Each entry here is to be restated word for word.

(Recorded data)
────────

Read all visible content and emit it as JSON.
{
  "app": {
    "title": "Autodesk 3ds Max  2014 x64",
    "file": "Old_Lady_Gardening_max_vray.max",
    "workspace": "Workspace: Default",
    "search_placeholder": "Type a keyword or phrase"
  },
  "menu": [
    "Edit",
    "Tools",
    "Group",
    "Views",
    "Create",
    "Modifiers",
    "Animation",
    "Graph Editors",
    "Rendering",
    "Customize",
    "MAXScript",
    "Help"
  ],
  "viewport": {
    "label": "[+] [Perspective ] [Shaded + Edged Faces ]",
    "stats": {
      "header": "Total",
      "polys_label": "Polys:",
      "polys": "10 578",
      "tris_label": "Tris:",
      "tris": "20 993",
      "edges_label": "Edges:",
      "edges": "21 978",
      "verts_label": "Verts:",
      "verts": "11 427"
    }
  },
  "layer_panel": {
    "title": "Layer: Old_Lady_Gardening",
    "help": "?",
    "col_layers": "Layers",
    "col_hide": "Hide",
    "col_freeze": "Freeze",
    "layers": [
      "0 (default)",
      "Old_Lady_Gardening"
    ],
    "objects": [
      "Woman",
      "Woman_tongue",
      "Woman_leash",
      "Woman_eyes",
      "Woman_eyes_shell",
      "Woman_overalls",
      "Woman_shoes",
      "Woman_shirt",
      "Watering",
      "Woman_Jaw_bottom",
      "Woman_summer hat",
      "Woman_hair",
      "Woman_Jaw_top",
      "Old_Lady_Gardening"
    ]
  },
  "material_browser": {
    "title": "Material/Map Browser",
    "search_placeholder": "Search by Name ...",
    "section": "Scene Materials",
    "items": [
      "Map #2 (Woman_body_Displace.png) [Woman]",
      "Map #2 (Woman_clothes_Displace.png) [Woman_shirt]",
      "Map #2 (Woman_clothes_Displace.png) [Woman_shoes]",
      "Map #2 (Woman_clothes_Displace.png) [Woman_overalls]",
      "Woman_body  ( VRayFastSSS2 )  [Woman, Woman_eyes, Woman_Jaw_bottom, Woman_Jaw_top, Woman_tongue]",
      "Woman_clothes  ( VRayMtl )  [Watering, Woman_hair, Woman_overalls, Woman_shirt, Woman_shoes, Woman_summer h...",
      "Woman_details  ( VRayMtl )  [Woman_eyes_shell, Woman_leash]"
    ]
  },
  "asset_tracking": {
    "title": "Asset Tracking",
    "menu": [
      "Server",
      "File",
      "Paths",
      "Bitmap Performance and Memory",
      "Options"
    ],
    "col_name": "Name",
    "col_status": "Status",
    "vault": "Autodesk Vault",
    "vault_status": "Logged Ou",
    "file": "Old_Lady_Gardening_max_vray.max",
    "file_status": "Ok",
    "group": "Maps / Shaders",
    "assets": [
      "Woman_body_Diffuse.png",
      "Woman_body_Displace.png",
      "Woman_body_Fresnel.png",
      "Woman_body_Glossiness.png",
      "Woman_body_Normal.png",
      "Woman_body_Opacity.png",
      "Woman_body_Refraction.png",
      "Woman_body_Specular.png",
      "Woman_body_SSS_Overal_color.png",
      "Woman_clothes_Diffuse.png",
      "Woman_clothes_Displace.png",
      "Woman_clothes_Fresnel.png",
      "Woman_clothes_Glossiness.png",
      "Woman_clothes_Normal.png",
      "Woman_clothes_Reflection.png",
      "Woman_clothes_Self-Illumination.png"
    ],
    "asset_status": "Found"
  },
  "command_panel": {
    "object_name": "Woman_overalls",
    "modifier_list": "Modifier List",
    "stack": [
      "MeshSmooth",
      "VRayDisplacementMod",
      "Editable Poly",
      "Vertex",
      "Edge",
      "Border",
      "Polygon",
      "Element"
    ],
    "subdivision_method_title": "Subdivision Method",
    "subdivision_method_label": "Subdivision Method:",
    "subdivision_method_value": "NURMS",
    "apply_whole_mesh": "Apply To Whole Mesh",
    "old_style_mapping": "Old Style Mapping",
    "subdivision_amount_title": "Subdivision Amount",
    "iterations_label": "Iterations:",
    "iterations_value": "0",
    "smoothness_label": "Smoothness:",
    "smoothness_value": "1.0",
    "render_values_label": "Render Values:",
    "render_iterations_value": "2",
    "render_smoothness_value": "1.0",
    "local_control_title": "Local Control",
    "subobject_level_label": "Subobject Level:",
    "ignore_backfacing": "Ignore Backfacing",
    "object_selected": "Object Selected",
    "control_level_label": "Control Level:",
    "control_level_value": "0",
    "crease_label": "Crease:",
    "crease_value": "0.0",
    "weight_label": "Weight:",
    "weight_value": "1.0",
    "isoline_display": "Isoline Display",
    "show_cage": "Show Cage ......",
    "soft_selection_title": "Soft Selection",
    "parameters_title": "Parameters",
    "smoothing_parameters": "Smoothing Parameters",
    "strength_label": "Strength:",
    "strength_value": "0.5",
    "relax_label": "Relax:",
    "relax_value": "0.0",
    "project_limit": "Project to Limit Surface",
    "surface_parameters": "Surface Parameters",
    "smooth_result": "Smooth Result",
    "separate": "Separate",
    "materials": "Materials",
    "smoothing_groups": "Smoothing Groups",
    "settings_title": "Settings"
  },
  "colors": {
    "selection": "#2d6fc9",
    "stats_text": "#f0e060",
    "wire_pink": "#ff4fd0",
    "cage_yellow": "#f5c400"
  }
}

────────

Response to the task:
Read all visible content and emit it as JSON.
{
  "app": {
    "title": "Autodesk 3ds Max  2014 x64",
    "file": "Old_Lady_Gardening_max_vray.max",
    "workspace": "Workspace: Default",
    "search_placeholder": "Type a keyword or phrase"
  },
  "menu": [
    "Edit",
    "Tools",
    "Group",
    "Views",
    "Create",
    "Modifiers",
    "Animation",
    "Graph Editors",
    "Rendering",
    "Customize",
    "MAXScript",
    "Help"
  ],
  "viewport": {
    "label": "[+] [Perspective ] [Shaded + Edged Faces ]",
    "stats": {
      "header": "Total",
      "polys_label": "Polys:",
      "polys": "10 578",
      "tris_label": "Tris:",
      "tris": "20 993",
      "edges_label": "Edges:",
      "edges": "21 978",
      "verts_label": "Verts:",
      "verts": "11 427"
    }
  },
  "layer_panel": {
    "title": "Layer: Old_Lady_Gardening",
    "help": "?",
    "col_layers": "Layers",
    "col_hide": "Hide",
    "col_freeze": "Freeze",
    "layers": [
      "0 (default)",
      "Old_Lady_Gardening"
    ],
    "objects": [
      "Woman",
      "Woman_tongue",
      "Woman_leash",
      "Woman_eyes",
      "Woman_eyes_shell",
      "Woman_overalls",
      "Woman_shoes",
      "Woman_shirt",
      "Watering",
      "Woman_Jaw_bottom",
      "Woman_summer hat",
      "Woman_hair",
      "Woman_Jaw_top",
      "Old_Lady_Gardening"
    ]
  },
  "material_browser": {
    "title": "Material/Map Browser",
    "search_placeholder": "Search by Name ...",
    "section": "Scene Materials",
    "items": [
      "Map #2 (Woman_body_Displace.png) [Woman]",
      "Map #2 (Woman_clothes_Displace.png) [Woman_shirt]",
      "Map #2 (Woman_clothes_Displace.png) [Woman_shoes]",
      "Map #2 (Woman_clothes_Displace.png) [Woman_overalls]",
      "Woman_body  ( VRayFastSSS2 )  [Woman, Woman_eyes, Woman_Jaw_bottom, Woman_Jaw_top, Woman_tongue]",
      "Woman_clothes  ( VRayMtl )  [Watering, Woman_hair, Woman_overalls, Woman_shirt, Woman_shoes, Woman_summer h...",
      "Woman_details  ( VRayMtl )  [Woman_eyes_shell, Woman_leash]"
    ]
  },
  "asset_tracking": {
    "title": "Asset Tracking",
    "menu": [
      "Server",
      "File",
      "Paths",
      "Bitmap Performance and Memory",
      "Options"
    ],
    "col_name": "Name",
    "col_status": "Status",
    "vault": "Autodesk Vault",
    "vault_status": "Logged Ou",
    "file": "Old_Lady_Gardening_max_vray.max",
    "file_status": "Ok",
    "group": "Maps / Shaders",
    "assets": [
      "Woman_body_Diffuse.png",
      "Woman_body_Displace.png",
      "Woman_body_Fresnel.png",
      "Woman_body_Glossiness.png",
      "Woman_body_Normal.png",
      "Woman_body_Opacity.png",
      "Woman_body_Refraction.png",
      "Woman_body_Specular.png",
      "Woman_body_SSS_Overal_color.png",
      "Woman_clothes_Diffuse.png",
      "Woman_clothes_Displace.png",
      "Woman_clothes_Fresnel.png",
      "Woman_clothes_Glossiness.png",
      "Woman_clothes_Normal.png",
      "Woman_clothes_Reflection.png",
      "Woman_clothes_Self-Illumination.png"
    ],
    "asset_status": "Found"
  },
  "command_panel": {
    "object_name": "Woman_overalls",
    "modifier_list": "Modifier List",
    "stack": [
      "MeshSmooth",
      "VRayDisplacementMod",
      "Editable Poly",
      "Vertex",
      "Edge",
      "Border",
      "Polygon",
      "Element"
    ],
    "subdivision_method_title": "Subdivision Method",
    "subdivision_method_label": "Subdivision Method:",
    "subdivision_method_value": "NURMS",
    "apply_whole_mesh": "Apply To Whole Mesh",
    "old_style_mapping": "Old Style Mapping",
    "subdivision_amount_title": "Subdivision Amount",
    "iterations_label": "Iterations:",
    "iterations_value": "0",
    "smoothness_label": "Smoothness:",
    "smoothness_value": "1.0",
    "render_values_label": "Render Values:",
    "render_iterations_value": "2",
    "render_smoothness_value": "1.0",
    "local_control_title": "Local Control",
    "subobject_level_label": "Subobject Level:",
    "ignore_backfacing": "Ignore Backfacing",
    "object_selected": "Object Selected",
    "control_level_label": "Control Level:",
    "control_level_value": "0",
    "crease_label": "Crease:",
    "crease_value": "0.0",
    "weight_label": "Weight:",
    "weight_value": "1.0",
    "isoline_display": "Isoline Display",
    "show_cage": "Show Cage ......",
    "soft_selection_title": "Soft Selection",
    "parameters_title": "Parameters",
    "smoothing_parameters": "Smoothing Parameters",
    "strength_label": "Strength:",
    "strength_value": "0.5",
    "relax_label": "Relax:",
    "relax_value": "0.0",
    "project_limit": "Project to Limit Surface",
    "surface_parameters": "Surface Parameters",
    "smooth_result": "Smooth Result",
    "separate": "Separate",
    "materials": "Materials",
    "smoothing_groups": "Smoothing Groups",
    "settings_title": "Settings"
  },
  "colors": {
    "selection": "#2d6fc9",
    "stats_text": "#f0e060",
    "wire_pink": "#ff4fd0",
    "cage_yellow": "#f5c400"
  }
}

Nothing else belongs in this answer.